At the bottom of a gravel road somewhere in the grassy city of Rutland, Ohio, the van pulled up to a sign framed by pool coping with “SKATOPIA” written on it. The entrance lead to an 80-acre piece of land founded on ideas concerning skateboarding and freedom by a man named Brewce Martin. We let ourselves in, creeping uphill past a pink school bus with broken windows, a decent-sized house supported by “walls” that turned out to be stacked 12-pack boxes of beer, a three-story barn sheltering a breathtakingly tall full-pipe and 18-foot-tall masonite swimming pool, and finally a complexly-designed cement skatepark overlooking the whole mad vision from its hilltop point of highest elevation. A few minutes into processing our surroundings in respectful silence, a car being followed by a pack of yelping dogs and a wide plume of dust came tearing up the road. The owner, founder and operator of the infamous Skatopia, Mr. Brewce Martin, emerged, introduced himself, and then jumped onto his skateboard to show us the best lines of his homemade playground. At night, the lights in the barn came on and we watched Brewce, Joel and Ratface have a session in the vertigo-inducing wooden bowl. Noteworthy events of the evening included a skateboard hazardously dropping from the top of the full-pipe onto Ryan’s face, games of pool being played for low sums of money and two “bus tours” with Brewce behind the wheel and all of us trying to find a spot to sit where there was no broken glass as we went off-road. When the frenzied meet-and-greet burnt all the way out, we threw our sleeping bags into the pool and slid down to the bottom for sleep, but the unexpected growl of a revving chainsaw somewhere near the barn had everyone awake and mildly concerned into the early morning.
Along with multiple houses, barns, cabins and skateparks on the property, Brewce constructed a museum with-in this author’s estimation-the most comprehensive collection of skateboards on the planet. Perhaps there is another skateboard museum out there with a higher number of modern boards, but Brewce’s showcase is divided into rooms by era, featuring dozens of extremely rare setups dating back to the 1940s. He gave us a guided tour, showing us his hundreds of boards, magazines and memorabilia. There was even a pair of trucks that had a “patent pending” label attached to them, along with clay wheels. Visitors are welcome to pick up any of the boards that hang from every inch of ceiling and wall space to stand on them or spin their functioning bearings.
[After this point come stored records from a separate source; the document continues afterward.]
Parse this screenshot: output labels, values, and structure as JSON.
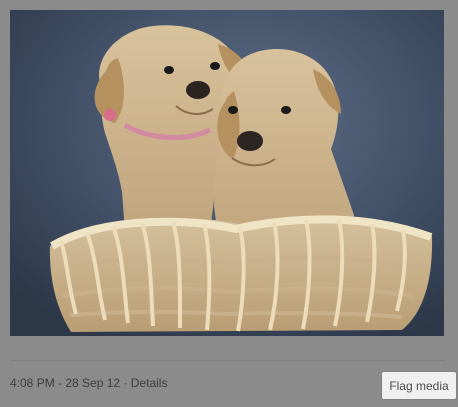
{
  "media": {
    "subject": "two puppies in basket"
  },
  "footer": {
    "timestamp": "4:08 PM - 28 Sep 12",
    "separator": "·",
    "details_label": "Details",
    "flag_label": "Flag media"
  }
}
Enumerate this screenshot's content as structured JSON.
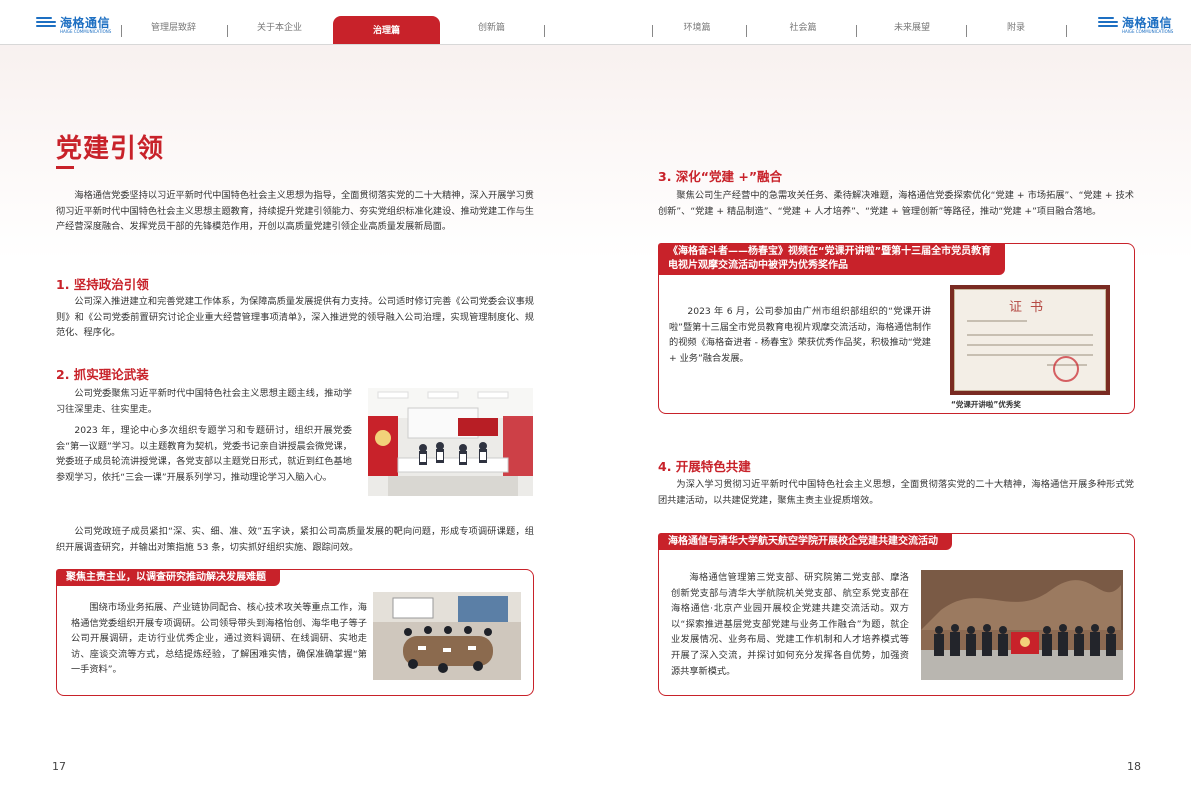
{
  "nav": {
    "logo_text": "海格通信",
    "logo_sub": "HAIGE COMMUNICATIONS",
    "items": [
      "管理层致辞",
      "关于本企业",
      "治理篇",
      "创新篇",
      "环境篇",
      "社会篇",
      "未来展望",
      "附录"
    ],
    "active_index": 2,
    "accent_color": "#c8222a"
  },
  "left": {
    "title": "党建引领",
    "intro": "海格通信党委坚持以习近平新时代中国特色社会主义思想为指导，全面贯彻落实党的二十大精神，深入开展学习贯彻习近平新时代中国特色社会主义思想主题教育，持续提升党建引领能力、夯实党组织标准化建设、推动党建工作与生产经营深度融合、发挥党员干部的先锋模范作用，开创以高质量党建引领企业高质量发展新局面。",
    "s1_title": "1. 坚持政治引领",
    "s1_text": "公司深入推进建立和完善党建工作体系，为保障高质量发展提供有力支持。公司适时修订完善《公司党委会议事规则》和《公司党委前置研究讨论企业重大经营管理事项清单》，深入推进党的领导融入公司治理，实现管理制度化、规范化、程序化。",
    "s2_title": "2. 抓实理论武装",
    "s2_p1": "公司党委聚焦习近平新时代中国特色社会主义思想主题主线，推动学习往深里走、往实里走。",
    "s2_p2": "2023 年，理论中心多次组织专题学习和专题研讨，组织开展党委会“第一议题”学习。以主题教育为契机，党委书记亲自讲授晨会微党课，党委班子成员轮流讲授党课，各党支部以主题党日形式，就近到红色基地参观学习，依托“三会一课”开展系列学习，推动理论学习入脑入心。",
    "s2_p3": "公司党政班子成员紧扣“深、实、细、准、效”五字诀，紧扣公司高质量发展的靶向问题，形成专项调研课题，组织开展调查研究，并输出对策指施 53 条，切实抓好组织实施、跟踪问效。",
    "box1_tag": "聚焦主责主业，以调查研究推动解决发展难题",
    "box1_text": "围绕市场业务拓展、产业链协同配合、核心技术攻关等重点工作，海格通信党委组织开展专项调研。公司领导带头到海格怡创、海华电子等子公司开展调研，走访行业优秀企业，通过资料调研、在线调研、实地走访、座谈交流等方式，总结提炼经验，了解困难实情，确保准确掌握“第一手资料”。",
    "page": "17"
  },
  "right": {
    "s3_title": "3. 深化“党建 +”融合",
    "s3_text": "聚焦公司生产经营中的急需攻关任务、柔待解决难题，海格通信党委探索优化“党建 + 市场拓展”、“党建 + 技术创新”、“党建 + 精品制造”、“党建 + 人才培养”、“党建 + 管理创新”等路径，推动“党建 +”项目融合落地。",
    "box2_tag_line1": "《海格奋斗者——杨春宝》视频在“党课开讲啦”暨第十三届全市党员教育",
    "box2_tag_line2": "电视片观摩交流活动中被评为优秀奖作品",
    "box2_text": "2023 年 6 月，公司参加由广州市组织部组织的“党课开讲啦”暨第十三届全市党员教育电视片观摩交流活动，海格通信制作的视频《海格奋进者 - 杨春宝》荣获优秀作品奖，积极推动“党建 + 业务”融合发展。",
    "cert_title": "证书",
    "cert_caption": "“党课开讲啦”优秀奖",
    "s4_title": "4. 开展特色共建",
    "s4_text": "为深入学习贯彻习近平新时代中国特色社会主义思想，全面贯彻落实党的二十大精神，海格通信开展多种形式党团共建活动，以共建促党建，聚焦主责主业提质增效。",
    "box3_tag": "海格通信与清华大学航天航空学院开展校企党建共建交流活动",
    "box3_text": "海格通信管理第三党支部、研究院第二党支部、摩洛创新党支部与清华大学航院机关党支部、航空系党支部在海格通信·北京产业园开展校企党建共建交流活动。双方以“探索推进基层党支部党建与业务工作融合”为题，就企业发展情况、业务布局、党建工作机制和人才培养模式等开展了深入交流，并探讨如何充分发挥各自优势，加强资源共享新模式。",
    "page": "18"
  }
}
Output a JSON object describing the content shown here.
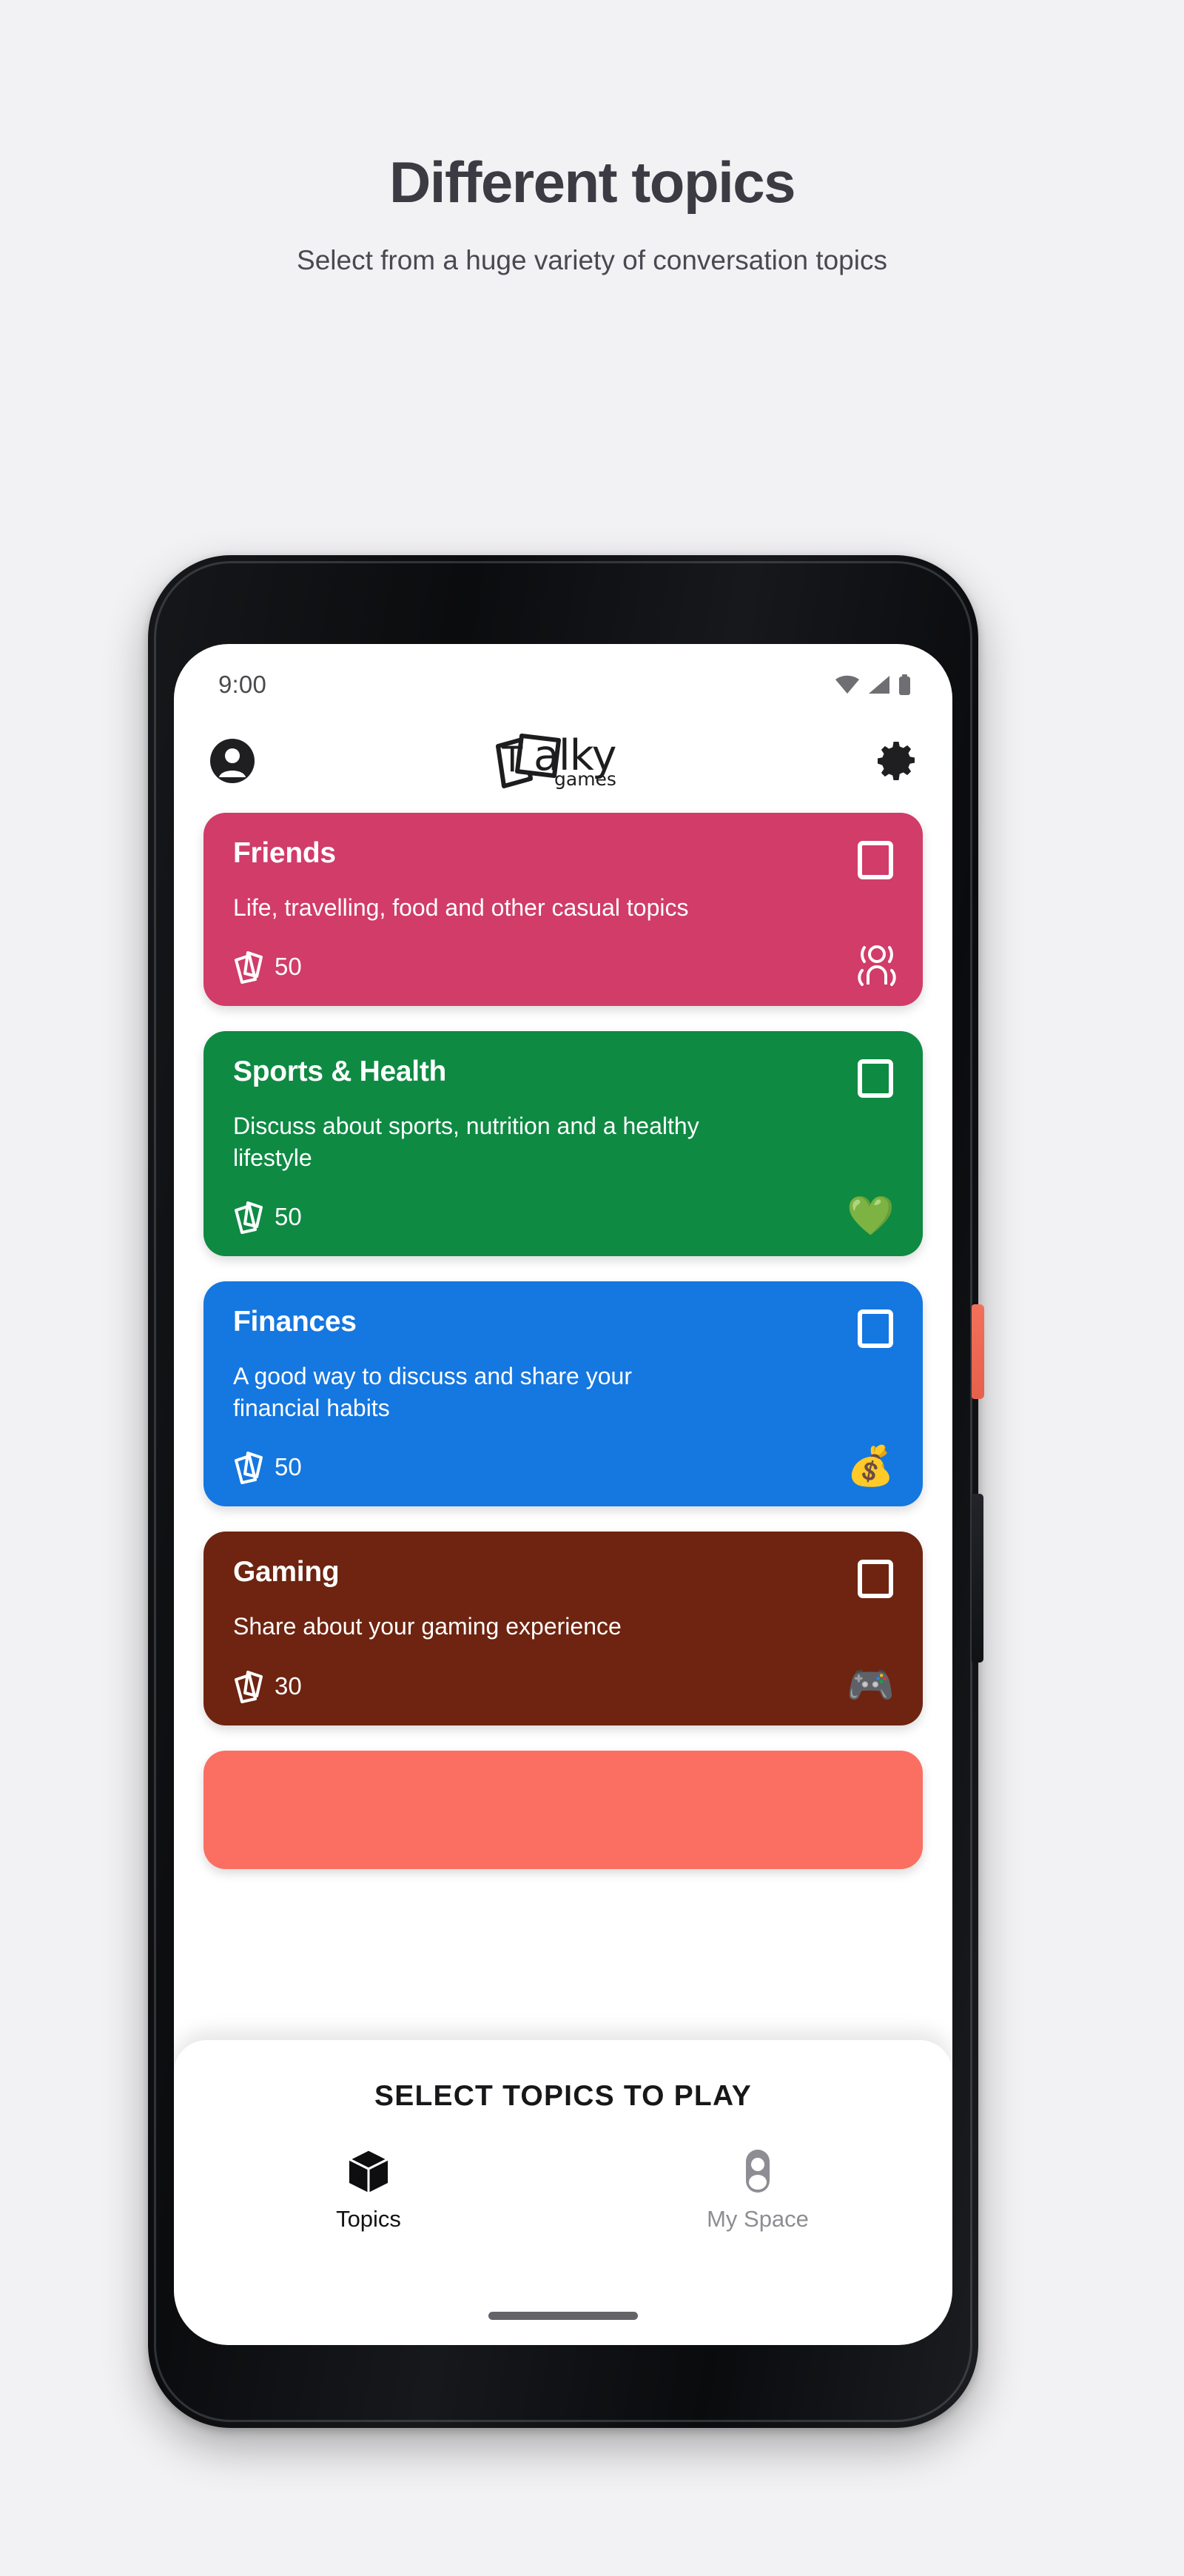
{
  "promo": {
    "title": "Different topics",
    "subtitle": "Select from a huge variety of conversation topics"
  },
  "phone": {
    "hardware": {
      "power_button": "power-button",
      "volume_button": "volume-rocker",
      "front_camera": "front-camera",
      "proximity_sensor": "proximity-sensor",
      "earpiece_speaker": "earpiece-speaker"
    }
  },
  "statusbar": {
    "time": "9:00",
    "icons": [
      "wifi-icon",
      "cellular-signal-icon",
      "battery-icon"
    ],
    "icon_color": "#6E6E73"
  },
  "appbar": {
    "account_icon": "account-circle-icon",
    "settings_icon": "gear-icon",
    "logo": {
      "mark": "card-deck-logo-icon",
      "letter": "T",
      "name": "alky",
      "tagline": "games"
    }
  },
  "topics": [
    {
      "title": "Friends",
      "description": "Life, travelling, food and other casual topics",
      "count": "50",
      "color": "#D13C69",
      "icon": "people-outline-icon",
      "emoji": "",
      "selected": false
    },
    {
      "title": "Sports & Health",
      "description": "Discuss about sports, nutrition and a healthy lifestyle",
      "count": "50",
      "color": "#0E8A43",
      "icon": "green-heart-pulse-emoji",
      "emoji": "💚",
      "selected": false
    },
    {
      "title": "Finances",
      "description": "A good way to discuss and share your financial habits",
      "count": "50",
      "color": "#1577E0",
      "icon": "money-bag-emoji",
      "emoji": "💰",
      "selected": false
    },
    {
      "title": "Gaming",
      "description": "Share about your gaming experience",
      "count": "30",
      "color": "#6E2410",
      "icon": "video-game-controller-emoji",
      "emoji": "🎮",
      "selected": false
    }
  ],
  "peek_card": {
    "color": "#FA6F61",
    "name": "next-topic-card-peek"
  },
  "bottom_sheet": {
    "title": "SELECT TOPICS TO PLAY",
    "nav": [
      {
        "label": "Topics",
        "icon": "cube-icon",
        "active": true
      },
      {
        "label": "My Space",
        "icon": "person-icon",
        "active": false
      }
    ]
  },
  "card_count_icon": "card-stack-icon",
  "checkbox_icon": "checkbox-unchecked-icon",
  "home_indicator": "home-indicator"
}
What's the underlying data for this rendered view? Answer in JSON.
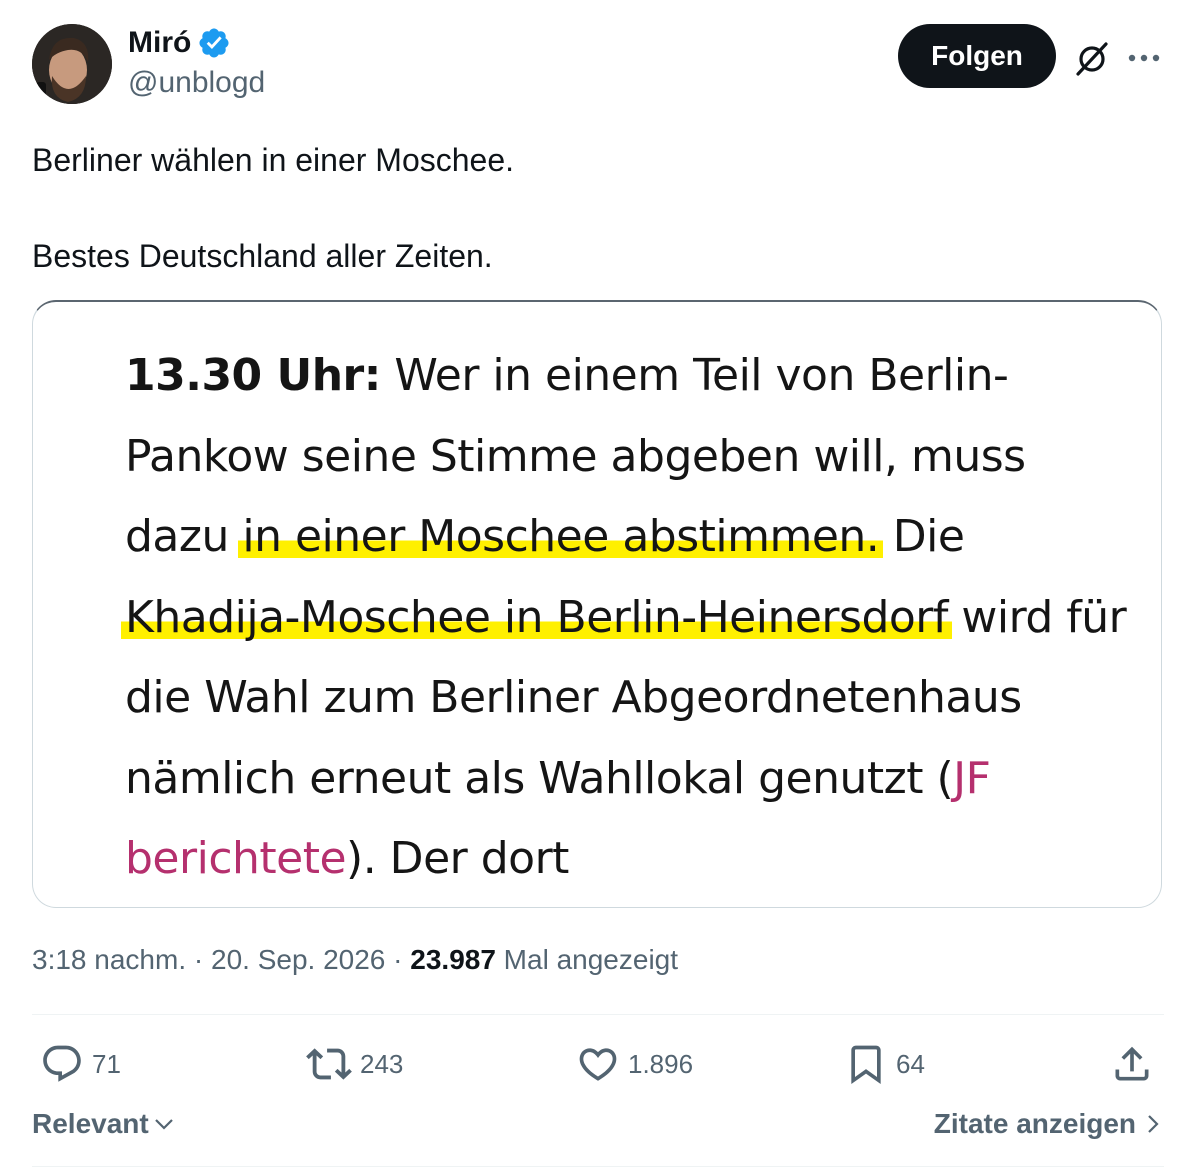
{
  "author": {
    "name": "Miró",
    "handle": "@unblogd",
    "verified": true
  },
  "header": {
    "follow_label": "Folgen",
    "grok_icon": "grok-icon",
    "more_icon": "more-dots-icon"
  },
  "tweet": {
    "line1": "Berliner wählen in einer Moschee.",
    "line2": "Bestes Deutschland aller Zeiten."
  },
  "media": {
    "time_label": "13.30 Uhr:",
    "part1": " Wer in einem Teil von Berlin-Pankow seine Stimme abgeben will, muss dazu ",
    "highlight1": "in einer Moschee abstimmen.",
    "part2": " Die ",
    "highlight2": "Khadija-Moschee in Berlin-Heinersdorf",
    "part3": " wird für die Wahl zum Berliner Abgeordnetenhaus nämlich erneut als Wahllokal genutzt (",
    "link_text": "JF berichtete",
    "part4": "). Der dort",
    "highlight_color": "#fff000",
    "link_color": "#b5306e"
  },
  "meta": {
    "time": "3:18 nachm.",
    "sep1": " · ",
    "date": "20. Sep. 2026",
    "sep2": " · ",
    "views_count": "23.987",
    "views_label": " Mal angezeigt"
  },
  "actions": {
    "reply_count": "71",
    "retweet_count": "243",
    "like_count": "1.896",
    "bookmark_count": "64"
  },
  "footer": {
    "sort_label": "Relevant",
    "quotes_label": "Zitate anzeigen"
  },
  "colors": {
    "text_primary": "#0f1419",
    "text_secondary": "#536471",
    "verified_blue": "#1d9bf0",
    "border": "#cfd9de"
  }
}
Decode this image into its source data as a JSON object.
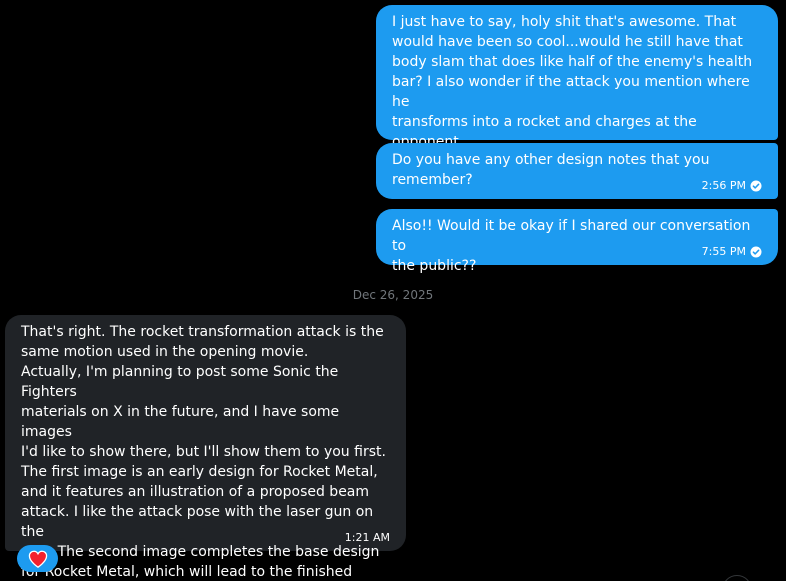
{
  "conversation": {
    "date_separator": "Dec 26, 2025",
    "messages": [
      {
        "direction": "sent",
        "lines": "I just have to say, holy shit that's awesome. That\nwould have been so cool...would he still have that\nbody slam that does like half of the enemy's health\nbar? I also wonder if the attack you mention where he\ntransforms into a rocket and charges at the opponent\nwas the one we see in the opening",
        "time": ""
      },
      {
        "direction": "sent",
        "lines": "Do you have any other design notes that you\nremember?",
        "time": "2:56 PM"
      },
      {
        "direction": "sent",
        "lines": "Also!! Would it be okay if I shared our conversation to\nthe public??",
        "time": "7:55 PM"
      },
      {
        "direction": "received",
        "lines": "That's right. The rocket transformation attack is the\nsame motion used in the opening movie.\nActually, I'm planning to post some Sonic the Fighters\nmaterials on X in the future, and I have some images\nI'd like to show there, but I'll show them to you first.\nThe first image is an early design for Rocket Metal,\nand it features an illustration of a proposed beam\nattack. I like the attack pose with the laser gun on the\narm. The second image completes the base design\nfor Rocket Metal, which will lead to the finished\nmodel.👇",
        "time": "1:21 AM"
      }
    ],
    "reaction": {
      "emoji_icon": "heart-icon",
      "count": ""
    }
  },
  "colors": {
    "background": "#000000",
    "sent_bubble": "#1d9bf0",
    "received_bubble": "#202327",
    "muted_text": "#71767b",
    "heart": "#f4212e"
  }
}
We finished our time at Skatopia by shooting handguns, shot guns and rifles at an old computer in front of the museum.
Photos: Ryan Young
Words: Travis Schirmer
For two nights we slept on the hardwood floor of a barren living room among our dirty clothes, electronics and other valuable items in an area of Brooklyn populated by art students and unclassifiable weirdos. During the day we skated as a mob, taking priority over a few timid drivers but mostly dispersing at intersections to make space for barreling taxis. Ryan’s friend Daniel, a recent New York transplant from California and videographer, guided us through transfers and stairways of the subways in order to skate iconic spots such as downtown’s courthouse and adjacent kinked hubbas. Daniel committed his mind to a difficult trick, sacrificing the joints of his body in the process. We stayed an extra day for an unscheduled memorial at Ground Zero on the night of September 10th, and left the next day after one more rally down the street with a local named Jackson.
Our next stop was Albany, where we enjoyed a hill bomb tour of the streets dubbed “the time warp” by our host Ted, fresh out of the van after a long drive. Trevor, co-owner of Seasons Skateshop, connected us to a dedicated crew of local skateboard addicts who have lived together in neighboring flats for nearly a decade. The worst injury of the trip was sustained on our last night in New York. Ted led us down a particularly steep hill with a stoplight for a finish line. A yellow light blinked red as Ted made it past the front bumper of a speeding car. His upper arm and face hit the front passenger side window of a passing car in the next lane with enough force to blow out the glass. In the hospital Ted waited to have glass removed from his palm when a cop entered the room to issue him a ticket for failing to yield to traffic. Ted was lucky to walk away from the accident with minor injuries; and we were glad to have met a skater with fearless commitment.
Jesse Lack and his family spoiled us with beds, barbeques and inquisitive conversations. We skated a few of Boston’s visually appealing spots between sporadic downpours that dried up from the brick sidewalks in less than an hour. Orchard Skateshop co-owner Broderick gave us a passionate interview and we skated for a full day afterwards.